Directions for this task: Tally the lines of the data that include the word "author". Only the number is to be returned.

Excerpts from an interface dataset:
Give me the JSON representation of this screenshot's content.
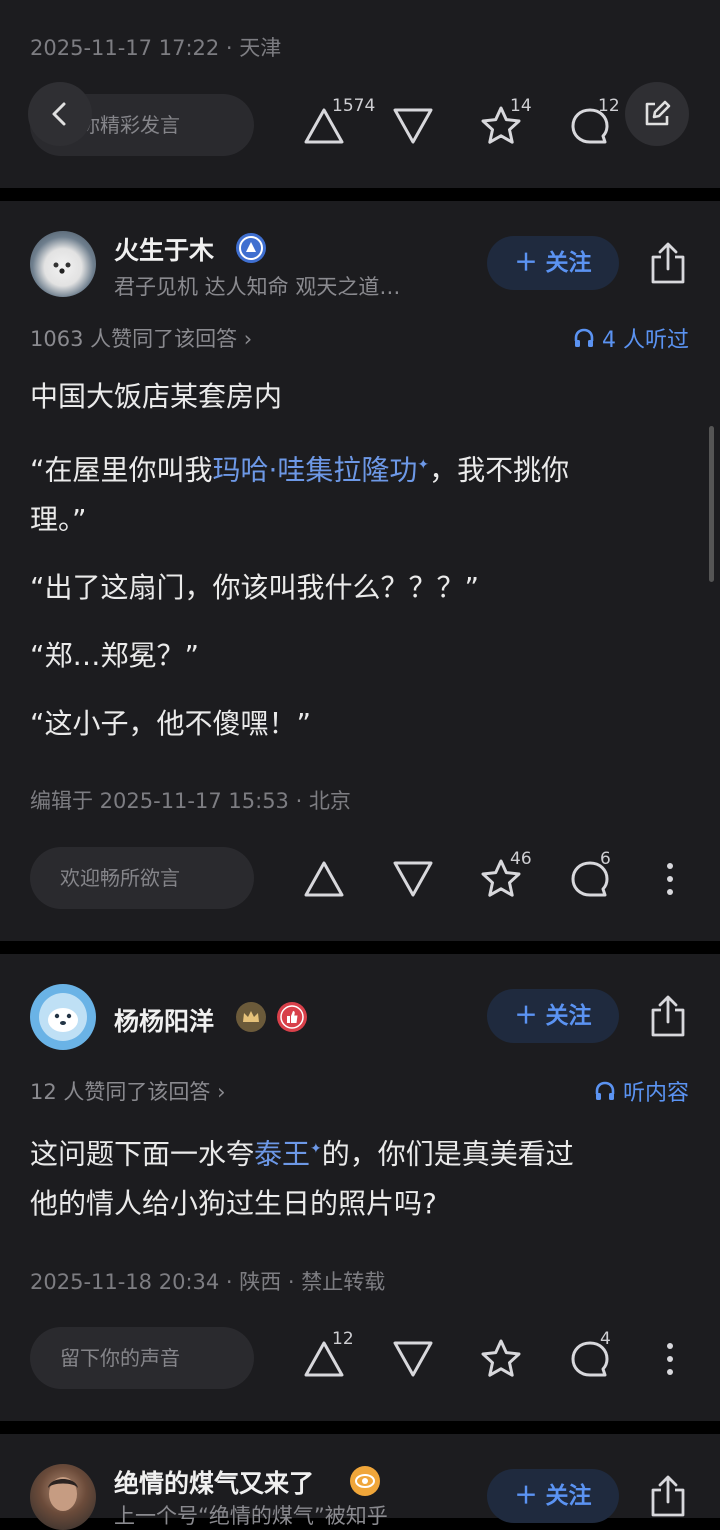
{
  "card0": {
    "meta": "2025-11-17 17:22 · 天津",
    "comment_placeholder": "说你精彩发言",
    "upvotes": "1574",
    "favorites": "14",
    "comments": "12"
  },
  "card1": {
    "author": "火生于木",
    "bio": "君子见机 达人知命 观天之道…",
    "follow_label": "关注",
    "agree_text": "1063 人赞同了该回答 ›",
    "listen_text": "4 人听过",
    "lines": {
      "l1": "中国大饭店某套房内",
      "l2_pre": "“在屋里你叫我",
      "l2_link": "玛哈·哇集拉隆功",
      "l2_post": "，我不挑你",
      "l2_cont": "理。”",
      "l3": "“出了这扇门，你该叫我什么？？？”",
      "l4": "“郑…郑冕？”",
      "l5": "“这小子，他不傻嘿！”"
    },
    "meta": "编辑于 2025-11-17 15:53 · 北京",
    "comment_placeholder": "欢迎畅所欲言",
    "favorites": "46",
    "comments": "6"
  },
  "card2": {
    "author": "杨杨阳洋",
    "follow_label": "关注",
    "agree_text": "12 人赞同了该回答 ›",
    "listen_text": "听内容",
    "line1_pre": "这问题下面一水夸",
    "line1_link": "泰王",
    "line1_post": "的，你们是真美看过",
    "line2": "他的情人给小狗过生日的照片吗?",
    "meta": "2025-11-18 20:34 · 陕西 · 禁止转载",
    "comment_placeholder": "留下你的声音",
    "upvotes": "12",
    "comments": "4"
  },
  "card3": {
    "author": "绝情的煤气又来了",
    "bio": "上一个号“绝情的煤气”被知乎",
    "follow_label": "关注"
  },
  "colors": {
    "accent": "#5b93f2",
    "background": "#000000",
    "card": "#1c1c1f"
  }
}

Completed task: 3